Showing posts from May, 2019

Finding Fifteen Mile Falls

Spent three days last week with six other paddlers exploring the lake-like waters above and between two behemoth hydroelectric structures that effectively drowned the "Fifteen Mile Falls" section of the Connecticut River in northern New Hampshire and Vermont.  Before the two dams were built, the river dropped about 320' over about 15 miles and its tumbling waters comprised one of the longest stretches of whitewater in New England. In the opening photo we paddlers are feeling a tad small as we approach the Samuel C. Moore Hydro Station (blt.1957) said to be New England's largest conventional hydroelectric plant. The other behemoth, Frank D. Comerford Hydro Station (blt. 1930), sits 8 miles downriver... While paddling the two reservoirs (Comerford and Moore) created by these dams paddlers can only imagine how the river might have looked before 1930.   Besides examining old maps, one can get some idea of what the Fifteen Mile Falls were like by reading this art

Connections on the Saco
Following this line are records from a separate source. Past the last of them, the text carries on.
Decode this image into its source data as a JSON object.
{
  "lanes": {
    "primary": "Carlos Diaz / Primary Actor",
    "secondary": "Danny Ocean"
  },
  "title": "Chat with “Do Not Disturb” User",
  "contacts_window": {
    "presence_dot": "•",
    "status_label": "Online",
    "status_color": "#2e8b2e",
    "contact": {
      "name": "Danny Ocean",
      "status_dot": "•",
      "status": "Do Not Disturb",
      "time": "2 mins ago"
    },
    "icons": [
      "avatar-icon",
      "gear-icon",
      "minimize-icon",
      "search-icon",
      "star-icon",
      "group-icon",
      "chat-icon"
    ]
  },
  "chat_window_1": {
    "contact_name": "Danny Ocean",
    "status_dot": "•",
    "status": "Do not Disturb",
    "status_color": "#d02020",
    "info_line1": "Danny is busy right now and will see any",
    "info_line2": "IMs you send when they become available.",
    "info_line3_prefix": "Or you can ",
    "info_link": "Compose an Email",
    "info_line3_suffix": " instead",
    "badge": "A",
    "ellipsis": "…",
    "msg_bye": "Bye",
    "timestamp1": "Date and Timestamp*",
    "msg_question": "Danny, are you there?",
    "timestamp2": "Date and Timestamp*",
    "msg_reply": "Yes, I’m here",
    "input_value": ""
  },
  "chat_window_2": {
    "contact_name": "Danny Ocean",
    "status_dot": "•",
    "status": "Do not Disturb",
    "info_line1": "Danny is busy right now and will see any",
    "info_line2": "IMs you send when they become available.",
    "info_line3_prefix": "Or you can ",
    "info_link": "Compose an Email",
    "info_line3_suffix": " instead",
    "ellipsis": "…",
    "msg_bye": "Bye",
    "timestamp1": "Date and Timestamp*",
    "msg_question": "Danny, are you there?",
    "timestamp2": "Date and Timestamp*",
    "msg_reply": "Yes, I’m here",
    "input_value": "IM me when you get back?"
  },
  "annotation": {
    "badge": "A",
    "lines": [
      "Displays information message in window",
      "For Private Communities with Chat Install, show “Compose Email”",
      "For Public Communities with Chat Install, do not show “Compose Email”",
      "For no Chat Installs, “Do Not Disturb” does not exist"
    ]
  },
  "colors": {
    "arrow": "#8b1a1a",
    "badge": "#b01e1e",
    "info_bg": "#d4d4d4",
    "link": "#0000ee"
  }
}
It was the above pictured confluence (Ossipee river to the left, Saco River to the right) that drew me to western Maine's Saco River Valley last week.  I'd read numerous historical accounts attesting to the confluence's significance as being an important junction of three Native American trails: the Sokokis Trail (Rt.5) reaching up from the south, the Ossipee Trail (Rt. 25) diverging to the west and alongside the Ossipee River, and the Pequawket Trail (Rt 113) continuing with the Saco River to the north and west towards its headwaters in New Hampshire's White Mountains. This was my first camping trip of the 2019 season and my tent had been pitched within a 2-mile radius of the confluence.   Somewhere within the same 2-mile radius was, more than likely, the trading post of Englishman Francis Small.  The 43 year old Small is said to have been the first European to venture into this area in 1668, and he began trading with the Sokokis band of Wabanakis people by allowin